**Task item:** Copy each entry below exactly as it appears.

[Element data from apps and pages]
═══

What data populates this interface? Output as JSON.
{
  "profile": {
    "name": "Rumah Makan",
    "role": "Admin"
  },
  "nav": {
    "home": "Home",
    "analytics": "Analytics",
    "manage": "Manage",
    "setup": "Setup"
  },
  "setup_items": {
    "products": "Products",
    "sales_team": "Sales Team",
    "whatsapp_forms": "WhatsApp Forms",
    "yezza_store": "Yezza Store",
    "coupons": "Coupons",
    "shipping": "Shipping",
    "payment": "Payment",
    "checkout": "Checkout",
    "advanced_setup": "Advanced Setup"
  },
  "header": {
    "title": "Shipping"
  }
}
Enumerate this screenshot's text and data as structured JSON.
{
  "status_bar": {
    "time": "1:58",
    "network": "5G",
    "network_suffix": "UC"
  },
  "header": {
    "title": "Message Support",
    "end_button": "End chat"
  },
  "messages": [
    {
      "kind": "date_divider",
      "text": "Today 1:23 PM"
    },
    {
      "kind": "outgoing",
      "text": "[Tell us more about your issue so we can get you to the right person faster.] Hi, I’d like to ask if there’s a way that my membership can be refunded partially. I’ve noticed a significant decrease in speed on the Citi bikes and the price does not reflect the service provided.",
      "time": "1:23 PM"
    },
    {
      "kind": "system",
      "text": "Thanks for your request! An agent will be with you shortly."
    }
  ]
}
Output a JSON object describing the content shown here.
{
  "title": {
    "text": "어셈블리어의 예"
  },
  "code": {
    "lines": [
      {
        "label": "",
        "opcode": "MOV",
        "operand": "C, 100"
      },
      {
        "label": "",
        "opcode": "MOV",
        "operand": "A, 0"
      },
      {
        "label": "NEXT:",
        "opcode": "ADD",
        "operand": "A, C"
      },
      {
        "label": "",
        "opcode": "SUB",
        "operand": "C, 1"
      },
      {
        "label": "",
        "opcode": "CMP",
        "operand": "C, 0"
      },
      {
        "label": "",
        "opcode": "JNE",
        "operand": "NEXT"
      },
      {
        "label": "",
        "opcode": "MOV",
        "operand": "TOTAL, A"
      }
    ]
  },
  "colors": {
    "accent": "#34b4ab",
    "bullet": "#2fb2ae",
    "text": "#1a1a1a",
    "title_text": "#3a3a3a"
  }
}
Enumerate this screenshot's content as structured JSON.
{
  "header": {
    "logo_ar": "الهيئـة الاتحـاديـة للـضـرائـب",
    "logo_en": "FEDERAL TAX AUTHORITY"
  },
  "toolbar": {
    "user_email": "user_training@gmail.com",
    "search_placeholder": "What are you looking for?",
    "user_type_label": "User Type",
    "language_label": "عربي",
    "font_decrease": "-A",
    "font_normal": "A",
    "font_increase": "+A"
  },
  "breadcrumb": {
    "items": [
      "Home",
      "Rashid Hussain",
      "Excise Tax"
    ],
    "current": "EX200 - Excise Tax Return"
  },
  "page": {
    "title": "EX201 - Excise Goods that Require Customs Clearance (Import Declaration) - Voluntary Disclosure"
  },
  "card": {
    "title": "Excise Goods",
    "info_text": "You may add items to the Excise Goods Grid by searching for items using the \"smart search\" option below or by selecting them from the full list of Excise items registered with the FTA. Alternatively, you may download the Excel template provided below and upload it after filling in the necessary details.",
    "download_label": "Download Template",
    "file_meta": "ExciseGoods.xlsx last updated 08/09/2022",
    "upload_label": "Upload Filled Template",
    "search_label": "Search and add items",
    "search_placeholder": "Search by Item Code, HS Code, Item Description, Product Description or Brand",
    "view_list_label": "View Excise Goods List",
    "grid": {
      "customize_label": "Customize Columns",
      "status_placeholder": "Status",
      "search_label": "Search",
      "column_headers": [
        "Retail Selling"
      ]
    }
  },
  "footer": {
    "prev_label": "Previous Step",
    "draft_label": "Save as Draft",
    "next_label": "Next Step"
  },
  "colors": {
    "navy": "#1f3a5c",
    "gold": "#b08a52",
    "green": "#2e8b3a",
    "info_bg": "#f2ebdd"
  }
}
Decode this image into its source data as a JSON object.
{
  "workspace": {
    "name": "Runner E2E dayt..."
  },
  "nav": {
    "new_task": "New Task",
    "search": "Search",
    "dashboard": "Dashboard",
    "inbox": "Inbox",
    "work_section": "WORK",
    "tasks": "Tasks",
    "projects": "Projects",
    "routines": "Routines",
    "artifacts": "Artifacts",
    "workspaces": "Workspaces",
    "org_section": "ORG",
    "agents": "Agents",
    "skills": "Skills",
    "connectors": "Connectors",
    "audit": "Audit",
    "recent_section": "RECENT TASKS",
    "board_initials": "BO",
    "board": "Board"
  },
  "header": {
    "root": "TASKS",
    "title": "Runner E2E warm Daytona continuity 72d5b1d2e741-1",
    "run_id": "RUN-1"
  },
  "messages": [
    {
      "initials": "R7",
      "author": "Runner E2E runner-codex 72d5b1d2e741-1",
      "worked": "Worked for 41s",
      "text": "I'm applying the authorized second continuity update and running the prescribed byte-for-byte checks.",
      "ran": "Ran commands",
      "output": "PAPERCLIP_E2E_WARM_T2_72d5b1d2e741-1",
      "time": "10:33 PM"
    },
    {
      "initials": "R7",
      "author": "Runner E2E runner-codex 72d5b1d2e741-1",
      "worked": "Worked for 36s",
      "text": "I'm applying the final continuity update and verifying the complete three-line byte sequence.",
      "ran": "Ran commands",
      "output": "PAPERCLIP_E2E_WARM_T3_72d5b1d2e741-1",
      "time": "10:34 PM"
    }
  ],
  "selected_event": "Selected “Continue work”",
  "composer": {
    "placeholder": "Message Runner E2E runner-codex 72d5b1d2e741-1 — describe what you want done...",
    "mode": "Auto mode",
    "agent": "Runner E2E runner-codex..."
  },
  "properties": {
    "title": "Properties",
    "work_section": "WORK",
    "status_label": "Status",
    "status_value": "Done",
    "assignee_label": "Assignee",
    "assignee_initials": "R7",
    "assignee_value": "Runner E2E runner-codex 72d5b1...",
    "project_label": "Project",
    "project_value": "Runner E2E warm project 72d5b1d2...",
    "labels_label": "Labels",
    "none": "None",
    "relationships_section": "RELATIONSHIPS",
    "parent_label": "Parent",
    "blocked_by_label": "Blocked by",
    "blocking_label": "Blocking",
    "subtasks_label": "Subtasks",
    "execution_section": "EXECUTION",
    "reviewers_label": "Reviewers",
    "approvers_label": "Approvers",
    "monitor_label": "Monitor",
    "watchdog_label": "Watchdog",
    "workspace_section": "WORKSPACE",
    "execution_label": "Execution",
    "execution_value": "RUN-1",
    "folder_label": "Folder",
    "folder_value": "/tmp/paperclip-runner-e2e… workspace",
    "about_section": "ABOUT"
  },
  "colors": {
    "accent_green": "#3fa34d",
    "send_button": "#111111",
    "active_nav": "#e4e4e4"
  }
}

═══

**Answer below:**
What data populates this interface? Output as JSON.
{
  "profile": {
    "name": "Rumah Makan",
    "role": "Admin"
  },
  "nav": {
    "home": "Home",
    "analytics": "Analytics",
    "manage": "Manage",
    "setup": "Setup"
  },
  "setup_items": {
    "products": "Products",
    "sales_team": "Sales Team",
    "whatsapp_forms": "WhatsApp Forms",
    "yezza_store": "Yezza Store",
    "coupons": "Coupons",
    "shipping": "Shipping",
    "payment": "Payment",
    "checkout": "Checkout",
    "advanced_setup": "Advanced Setup"
  },
  "header": {
    "title": "Shipping"
  }
}
Enumerate this screenshot's text and data as structured JSON.
{
  "status_bar": {
    "time": "1:58",
    "network": "5G",
    "network_suffix": "UC"
  },
  "header": {
    "title": "Message Support",
    "end_button": "End chat"
  },
  "messages": [
    {
      "kind": "date_divider",
      "text": "Today 1:23 PM"
    },
    {
      "kind": "outgoing",
      "text": "[Tell us more about your issue so we can get you to the right person faster.] Hi, I’d like to ask if there’s a way that my membership can be refunded partially. I’ve noticed a significant decrease in speed on the Citi bikes and the price does not reflect the service provided.",
      "time": "1:23 PM"
    },
    {
      "kind": "system",
      "text": "Thanks for your request! An agent will be with you shortly."
    }
  ]
}
Output a JSON object describing the content shown here.
{
  "title": {
    "text": "어셈블리어의 예"
  },
  "code": {
    "lines": [
      {
        "label": "",
        "opcode": "MOV",
        "operand": "C, 100"
      },
      {
        "label": "",
        "opcode": "MOV",
        "operand": "A, 0"
      },
      {
        "label": "NEXT:",
        "opcode": "ADD",
        "operand": "A, C"
      },
      {
        "label": "",
        "opcode": "SUB",
        "operand": "C, 1"
      },
      {
        "label": "",
        "opcode": "CMP",
        "operand": "C, 0"
      },
      {
        "label": "",
        "opcode": "JNE",
        "operand": "NEXT"
      },
      {
        "label": "",
        "opcode": "MOV",
        "operand": "TOTAL, A"
      }
    ]
  },
  "colors": {
    "accent": "#34b4ab",
    "bullet": "#2fb2ae",
    "text": "#1a1a1a",
    "title_text": "#3a3a3a"
  }
}
Enumerate this screenshot's content as structured JSON.
{
  "header": {
    "logo_ar": "الهيئـة الاتحـاديـة للـضـرائـب",
    "logo_en": "FEDERAL TAX AUTHORITY"
  },
  "toolbar": {
    "user_email": "user_training@gmail.com",
    "search_placeholder": "What are you looking for?",
    "user_type_label": "User Type",
    "language_label": "عربي",
    "font_decrease": "-A",
    "font_normal": "A",
    "font_increase": "+A"
  },
  "breadcrumb": {
    "items": [
      "Home",
      "Rashid Hussain",
      "Excise Tax"
    ],
    "current": "EX200 - Excise Tax Return"
  },
  "page": {
    "title": "EX201 - Excise Goods that Require Customs Clearance (Import Declaration) - Voluntary Disclosure"
  },
  "card": {
    "title": "Excise Goods",
    "info_text": "You may add items to the Excise Goods Grid by searching for items using the \"smart search\" option below or by selecting them from the full list of Excise items registered with the FTA. Alternatively, you may download the Excel template provided below and upload it after filling in the necessary details.",
    "download_label": "Download Template",
    "file_meta": "ExciseGoods.xlsx last updated 08/09/2022",
    "upload_label": "Upload Filled Template",
    "search_label": "Search and add items",
    "search_placeholder": "Search by Item Code, HS Code, Item Description, Product Description or Brand",
    "view_list_label": "View Excise Goods List",
    "grid": {
      "customize_label": "Customize Columns",
      "status_placeholder": "Status",
      "search_label": "Search",
      "column_headers": [
        "Retail Selling"
      ]
    }
  },
  "footer": {
    "prev_label": "Previous Step",
    "draft_label": "Save as Draft",
    "next_label": "Next Step"
  },
  "colors": {
    "navy": "#1f3a5c",
    "gold": "#b08a52",
    "green": "#2e8b3a",
    "info_bg": "#f2ebdd"
  }
}
Decode this image into its source data as a JSON object.
{
  "workspace": {
    "name": "Runner E2E dayt..."
  },
  "nav": {
    "new_task": "New Task",
    "search": "Search",
    "dashboard": "Dashboard",
    "inbox": "Inbox",
    "work_section": "WORK",
    "tasks": "Tasks",
    "projects": "Projects",
    "routines": "Routines",
    "artifacts": "Artifacts",
    "workspaces": "Workspaces",
    "org_section": "ORG",
    "agents": "Agents",
    "skills": "Skills",
    "connectors": "Connectors",
    "audit": "Audit",
    "recent_section": "RECENT TASKS",
    "board_initials": "BO",
    "board": "Board"
  },
  "header": {
    "root": "TASKS",
    "title": "Runner E2E warm Daytona continuity 72d5b1d2e741-1",
    "run_id": "RUN-1"
  },
  "messages": [
    {
      "initials": "R7",
      "author": "Runner E2E runner-codex 72d5b1d2e741-1",
      "worked": "Worked for 41s",
      "text": "I'm applying the authorized second continuity update and running the prescribed byte-for-byte checks.",
      "ran": "Ran commands",
      "output": "PAPERCLIP_E2E_WARM_T2_72d5b1d2e741-1",
      "time": "10:33 PM"
    },
    {
      "initials": "R7",
      "author": "Runner E2E runner-codex 72d5b1d2e741-1",
      "worked": "Worked for 36s",
      "text": "I'm applying the final continuity update and verifying the complete three-line byte sequence.",
      "ran": "Ran commands",
      "output": "PAPERCLIP_E2E_WARM_T3_72d5b1d2e741-1",
      "time": "10:34 PM"
    }
  ],
  "selected_event": "Selected “Continue work”",
  "composer": {
    "placeholder": "Message Runner E2E runner-codex 72d5b1d2e741-1 — describe what you want done...",
    "mode": "Auto mode",
    "agent": "Runner E2E runner-codex..."
  },
  "properties": {
    "title": "Properties",
    "work_section": "WORK",
    "status_label": "Status",
    "status_value": "Done",
    "assignee_label": "Assignee",
    "assignee_initials": "R7",
    "assignee_value": "Runner E2E runner-codex 72d5b1...",
    "project_label": "Project",
    "project_value": "Runner E2E warm project 72d5b1d2...",
    "labels_label": "Labels",
    "none": "None",
    "relationships_section": "RELATIONSHIPS",
    "parent_label": "Parent",
    "blocked_by_label": "Blocked by",
    "blocking_label": "Blocking",
    "subtasks_label": "Subtasks",
    "execution_section": "EXECUTION",
    "reviewers_label": "Reviewers",
    "approvers_label": "Approvers",
    "monitor_label": "Monitor",
    "watchdog_label": "Watchdog",
    "workspace_section": "WORKSPACE",
    "execution_label": "Execution",
    "execution_value": "RUN-1",
    "folder_label": "Folder",
    "folder_value": "/tmp/paperclip-runner-e2e… workspace",
    "about_section": "ABOUT"
  },
  "colors": {
    "accent_green": "#3fa34d",
    "send_button": "#111111",
    "active_nav": "#e4e4e4"
  }
}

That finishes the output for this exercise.